Central Bank says no cause for alarm over banknotes supply
There is enough supply of banknotes in the market despite the suspension of local operations by British currency printing firm De La Rue, the Central Bank of Kenya (CBK) has said.
CBK Governor Patrick Njoroge said on Tuesday that the decision by De La Rue to stop printing notes in Kenya for a year will not affect the supply as the country’s currency needs are “completely fulfilled.”
De La Rue, which operates from Nairobi’s Ruaraka area, designs and produces banknotes and banknote security features for CBK.
The firm retained a Sh10 billion-a-year tender to print Kenya’s new-look currency notes and coins in 2018, which paved way for the retirement of the Sh1,000 older generation notes.
“The impact it has is only to the extent that there are people that work in Kenya supporting that industry,” said Dr Njoroge in response to queries by The Standard during a post-Monetary Policy Committee briefing with journalists. “But in terms of our currency needs (they) are completely fulfilled.”
De La Rue announced on January 20 it has suspended its printing operations in Kenya citing reduced orders and a poor economic climate.
The shock move announced by the UK-based firm sparked jitters among hundreds of its local employees and concerns over the supply of the country’s cash and coins requirements.
It said it was exploring business opportunities with a view to restarting production “if the economic climate permits.”
“Owing to current global market demand, and no expectation of new banknote orders from the Central Bank of Kenya for at least the next 12 months, De La Rue Kenya has suspended banknote printing operations in the country,” the company said in a notice to investors.
“Importantly, the joint venture between De La Rue and the Government of Kenya remains active, and the firm continues to explore further business opportunities, both in Kenya and for export from Kenya, with a view to restarting production if the economic climate permits.”
The UK firm employs 300 workers at its Ruaraka factory directly and a further 3,000 indirectly.
It has had a stranglehold on Kenya’s lucrative money printing business except for the period between 1966 and 1985 when another UK firm, Bradbury Wilkinson, did the job.
De La Rue has also been expanding its Nairobi facility to become a regional hub for East Africa.
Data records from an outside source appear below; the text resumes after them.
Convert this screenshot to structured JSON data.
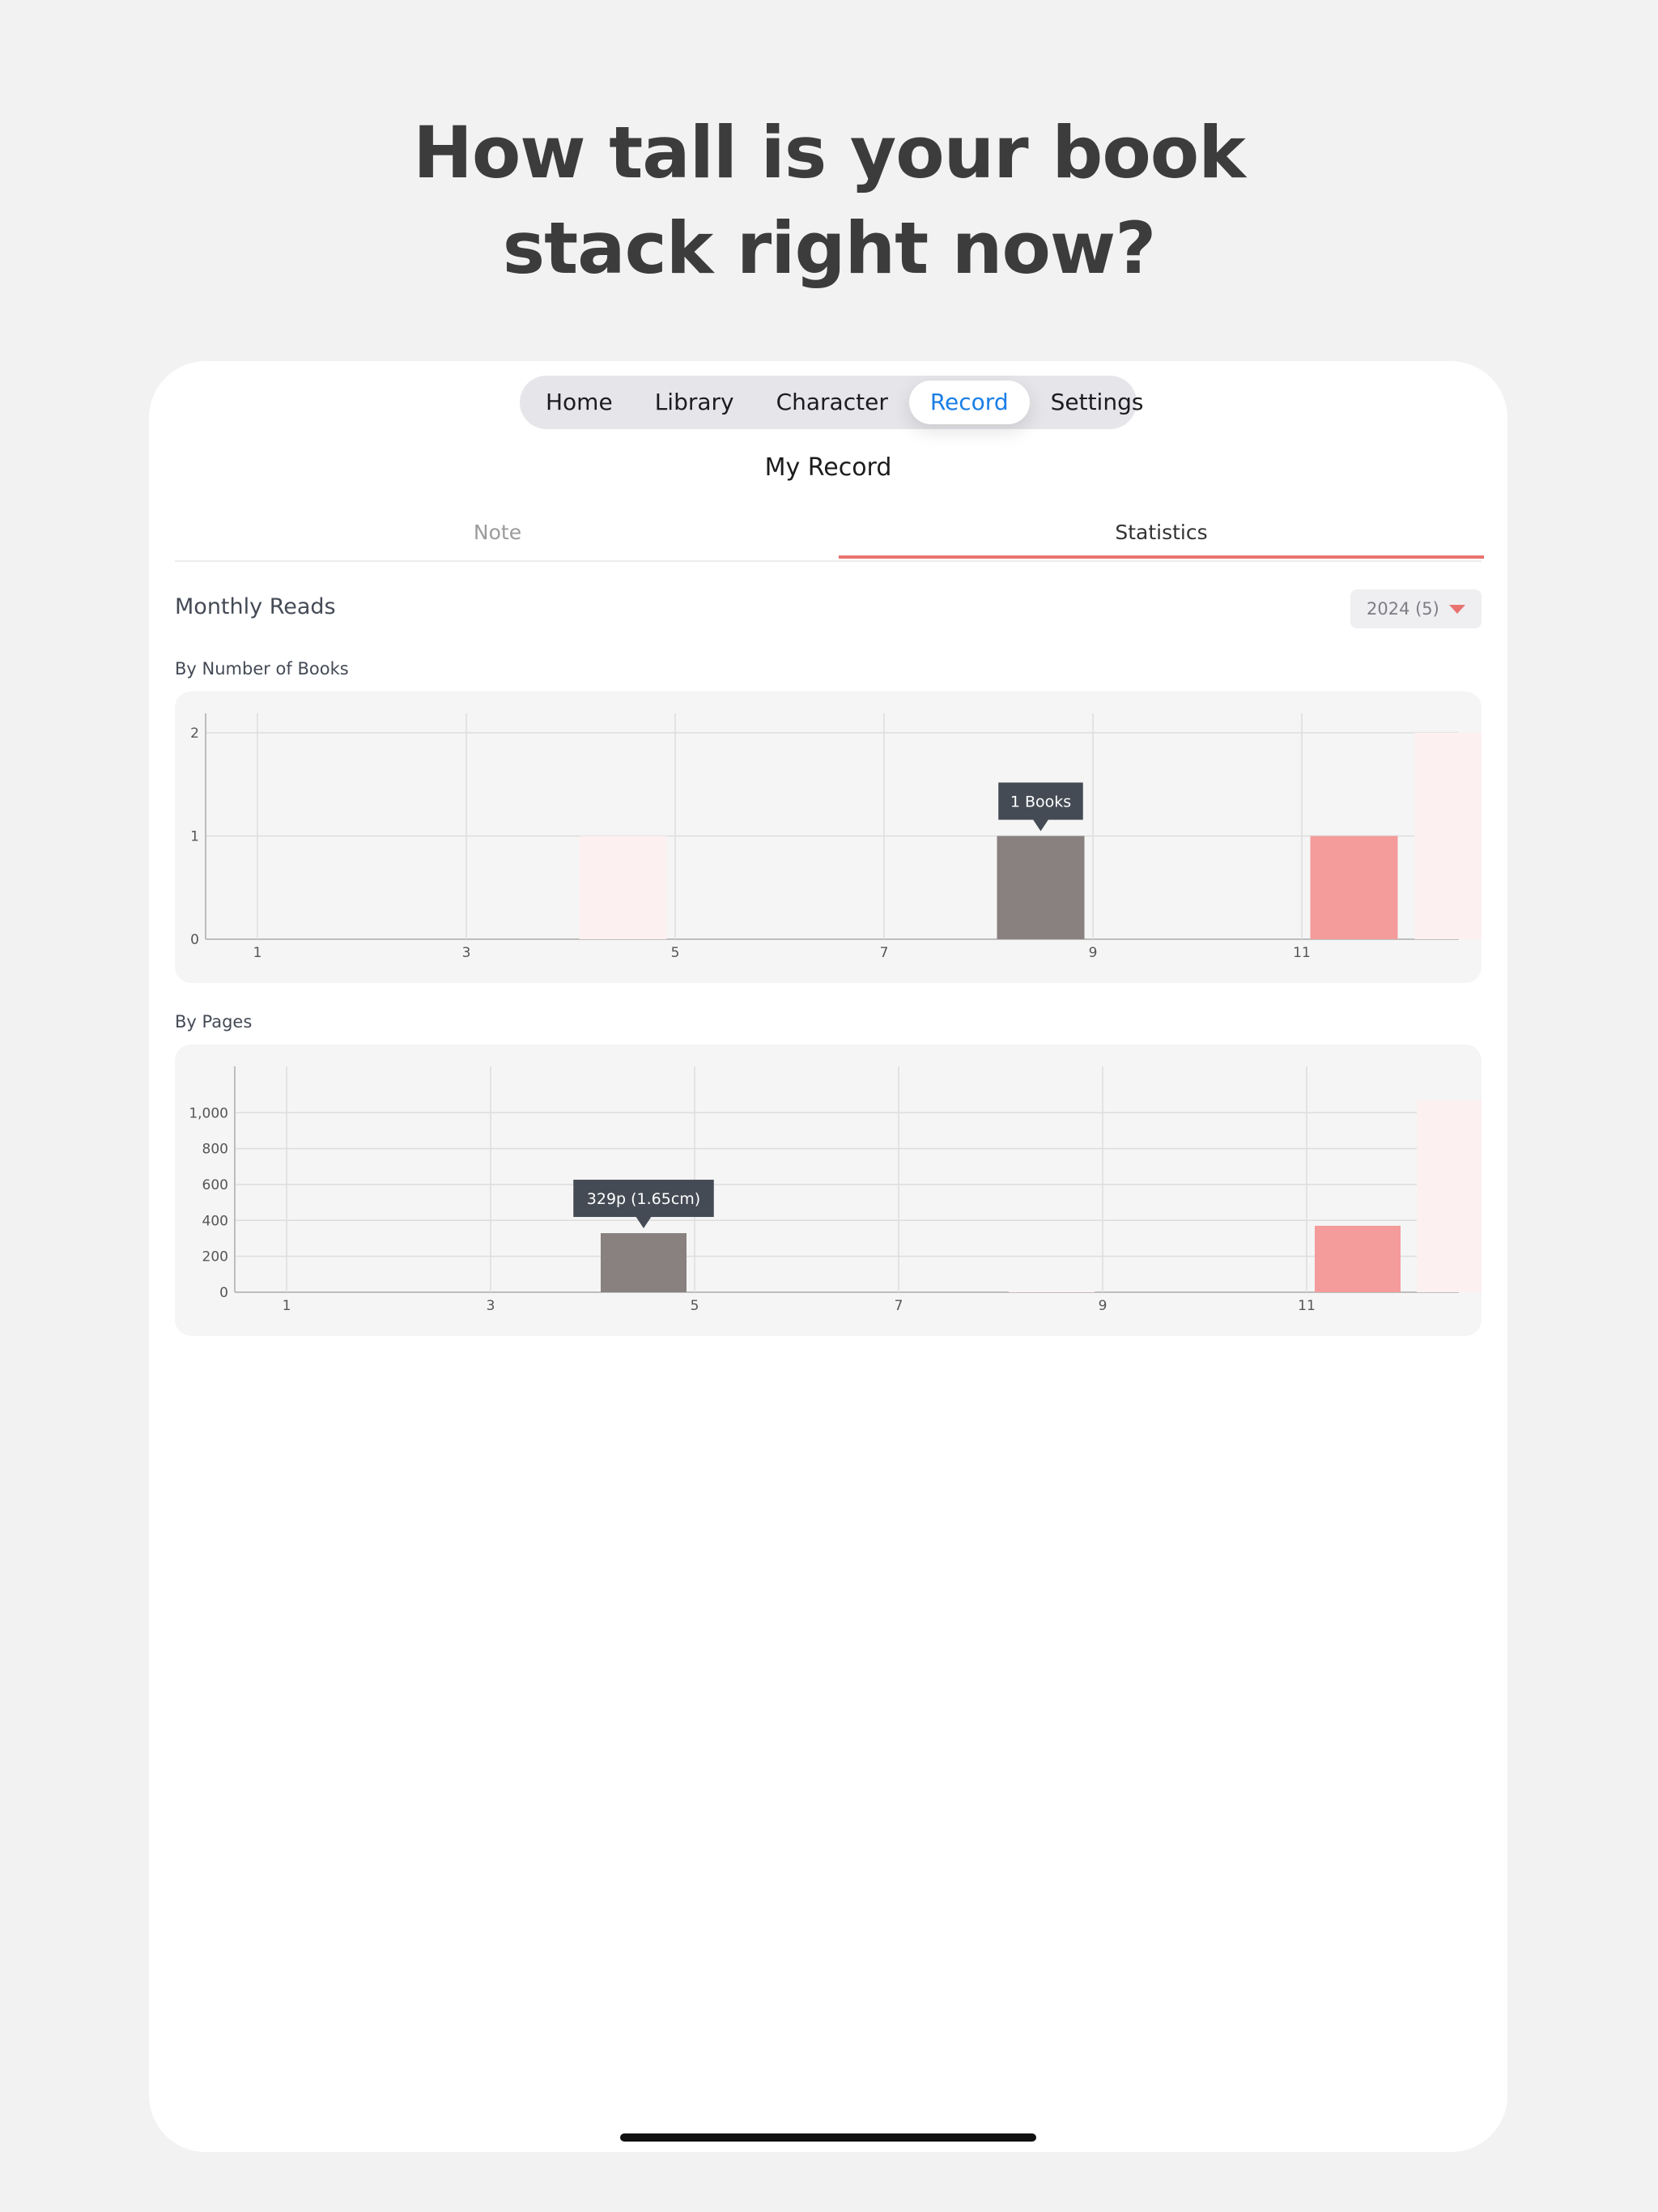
{
  "headline": [
    "How tall is your book",
    "stack right now?"
  ],
  "tabs": [
    {
      "label": "Home",
      "active": false
    },
    {
      "label": "Library",
      "active": false
    },
    {
      "label": "Character",
      "active": false
    },
    {
      "label": "Record",
      "active": true
    },
    {
      "label": "Settings",
      "active": false
    }
  ],
  "page_title": "My Record",
  "segments": {
    "note": "Note",
    "statistics": "Statistics",
    "selected": "Statistics"
  },
  "section_title": "Monthly Reads",
  "year_select": {
    "value": "2024 (5)"
  },
  "colors": {
    "accent": "#e8736f",
    "selected_bar": "#888180",
    "current_bar": "#f49b9b",
    "future_bar": "#fdf0f0",
    "tooltip": "#444b55",
    "tab_active": "#1a7ee6"
  },
  "chart_data": [
    {
      "type": "bar",
      "title": "By Number of Books",
      "x": [
        1,
        2,
        3,
        4,
        5,
        6,
        7,
        8,
        9,
        10,
        11,
        12
      ],
      "values": [
        0,
        0,
        0,
        1,
        0,
        0,
        0,
        1,
        0,
        0,
        1,
        2
      ],
      "x_tick_labels": [
        "1",
        "3",
        "5",
        "7",
        "9",
        "11"
      ],
      "y_tick_labels": [
        "0",
        "1",
        "2"
      ],
      "ylim": [
        0,
        2
      ],
      "highlighted_month": 8,
      "current_month": 11,
      "faded_months": [
        4,
        12
      ],
      "tooltip": "1 Books",
      "grid": true
    },
    {
      "type": "bar",
      "title": "By Pages",
      "x": [
        1,
        2,
        3,
        4,
        5,
        6,
        7,
        8,
        9,
        10,
        11,
        12
      ],
      "values": [
        0,
        0,
        0,
        329,
        0,
        0,
        0,
        5,
        0,
        0,
        370,
        1070
      ],
      "x_tick_labels": [
        "1",
        "3",
        "5",
        "7",
        "9",
        "11"
      ],
      "y_tick_labels": [
        "0",
        "200",
        "400",
        "600",
        "800",
        "1,000"
      ],
      "ylim": [
        0,
        1150
      ],
      "highlighted_month": 4,
      "current_month": 11,
      "faded_months": [
        8,
        12
      ],
      "tooltip": "329p (1.65cm)",
      "grid": true
    }
  ]
}
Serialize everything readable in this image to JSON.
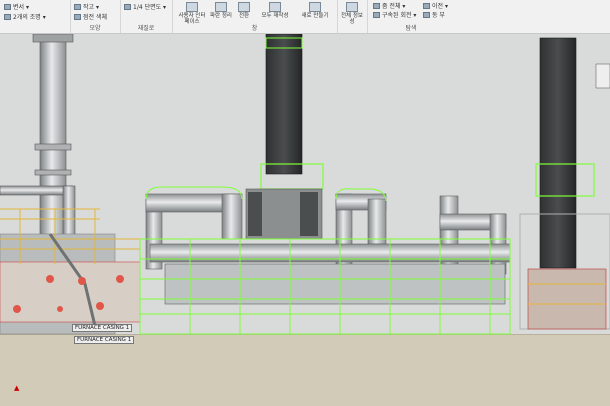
{
  "ribbon": {
    "groups": [
      {
        "label": "",
        "items": [
          "변서 ▾",
          "2개의 조명 ▾"
        ]
      },
      {
        "label": "모양",
        "items": [
          "작고 ▾",
          "점전 색체"
        ]
      },
      {
        "label": "재질로",
        "items": [
          "1/4 단면도 ▾"
        ]
      },
      {
        "label": "창",
        "items": [
          "사용자 인터페이스",
          "파란 정리",
          "전환",
          "모두 재작성",
          "새로 만들기"
        ]
      },
      {
        "label": "",
        "items": [
          "전체 정보 성"
        ]
      },
      {
        "label": "탐색",
        "items": [
          "줌 전체 ▾",
          "구속된 회전 ▾",
          "이전 ▾",
          "동 부"
        ]
      }
    ]
  },
  "viewport": {
    "tags": [
      "FURNACE CASING 1",
      "FURNACE CASING 1"
    ],
    "highlight_color": "#7fff3a",
    "axis_icon": "xyz-axis-icon"
  }
}
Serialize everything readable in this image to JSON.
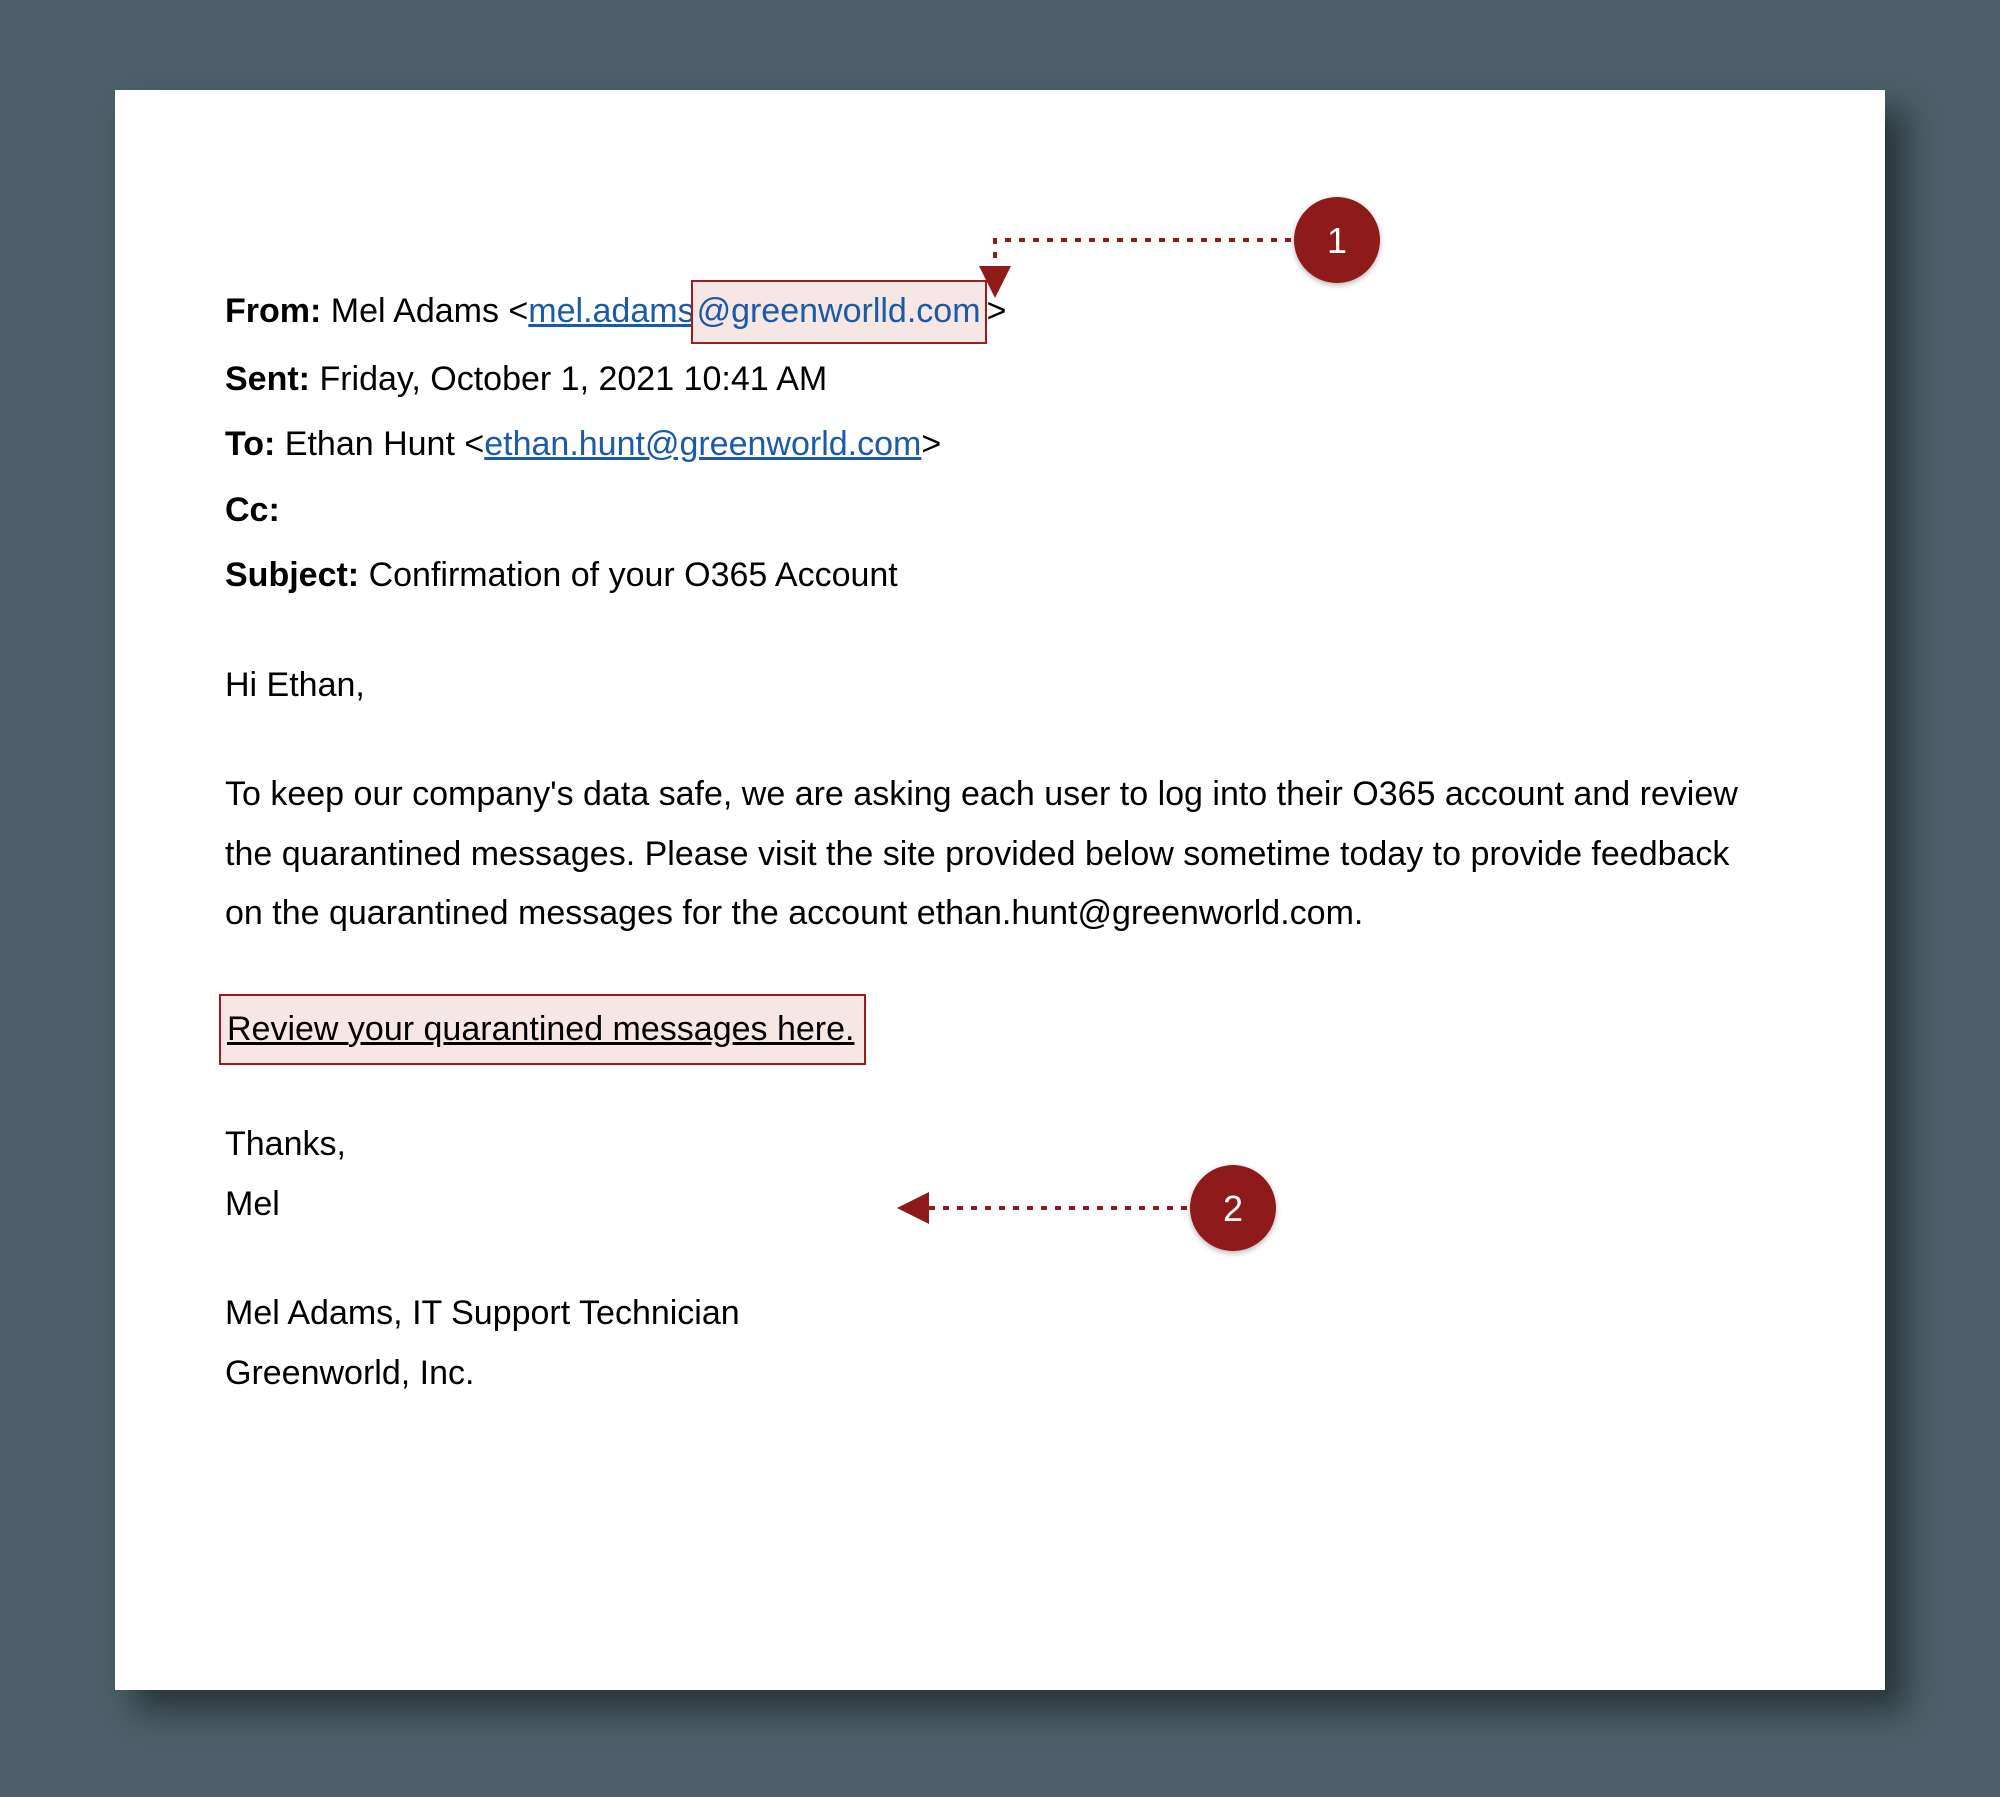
{
  "email": {
    "from_label": "From:",
    "from_name": "Mel Adams",
    "from_email_prefix": "mel.adams",
    "from_email_highlight": "@greenworlld.com",
    "sent_label": "Sent:",
    "sent_value": "Friday, October 1, 2021 10:41 AM",
    "to_label": "To:",
    "to_name": "Ethan Hunt",
    "to_email": "ethan.hunt@greenworld.com",
    "cc_label": "Cc:",
    "cc_value": "",
    "subject_label": "Subject:",
    "subject_value": "Confirmation of your O365 Account",
    "greeting": "Hi Ethan,",
    "body": "To keep our company's data safe, we are asking each user to log into their O365 account and review the quarantined messages. Please visit the site provided below sometime today to provide feedback on the quarantined messages for the account ethan.hunt@greenworld.com.",
    "review_link_text": "Review your quarantined messages here.",
    "thanks": "Thanks,",
    "sign_name": "Mel",
    "sig_line1": "Mel Adams, IT Support Technician",
    "sig_line2": "Greenworld, Inc."
  },
  "callouts": {
    "one": "1",
    "two": "2"
  }
}
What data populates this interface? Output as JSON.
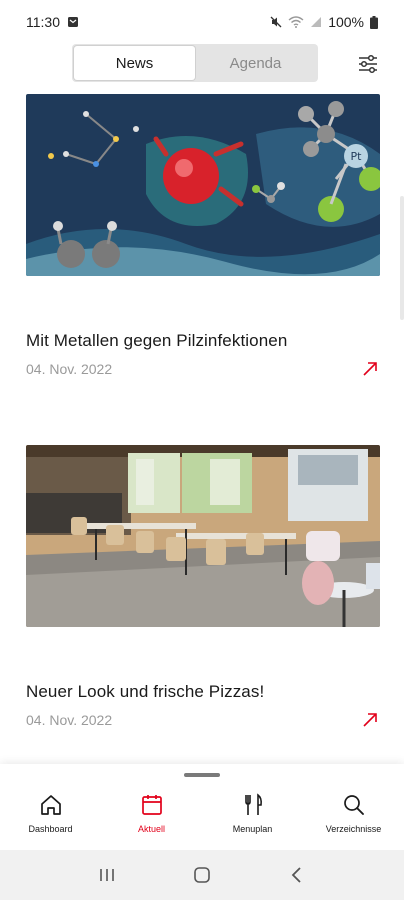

It also works in close partnership with the Kenyan authorities on the delivery of the country’s passport.
“Currently employing in the region of 300 local people, De La Rue has contributed extensively to the local economy over the last two decades through factory investment, the payment of taxes, wages and local purchases,” the company says on its website.
The announcement of halting its Kenya operations came barely a week after the UK firm suffered a major financial blow after the High Court ordered De La Rue to pay Kenya Revenue Authority (KRA) Sh1.1 billion from a long-running tax dispute with the taxman.
The company addressed the legal fight with KRA in its update to investors.
De La Rue said it was disappointed with the ruling, and added that its Kenyan subsidiary was preparing a further appeal.
“On 13 January 2023, the High Court in Nairobi, Kenya dismissed an appeal from a De La Rue subsidiary in Kenya related to a historical tax issue, equating to approximately £7.2 million at today’s exchange rate.
“De La Rue is disappointed with the ruling and its Kenya subsidiary is preparing an appeal to the Court of Appeal,” said De La Rue.
The recent High Court ruling upheld the 2021 judgment of the Tax Tribunal ordering the firm to pay historical taxes due for the years 2013–2017.
De La Rue operates in the country through a joint venture with the Kenya government, which holds a 40 per cent equity share.
The company, however, said the joint venture remains active. The suspension of activities came slightly over a decade after De La Rue threatened to stop local currency printing operations in the country if negotiations for a joint venture with the government failed.
It also threatened at the time to pull out of Kenya, saying there were other countries willing to sign long-term investment deals with it.
De La Rue at the time was referring to stalled joint venture talk days after the firm faced criticism over its local operations.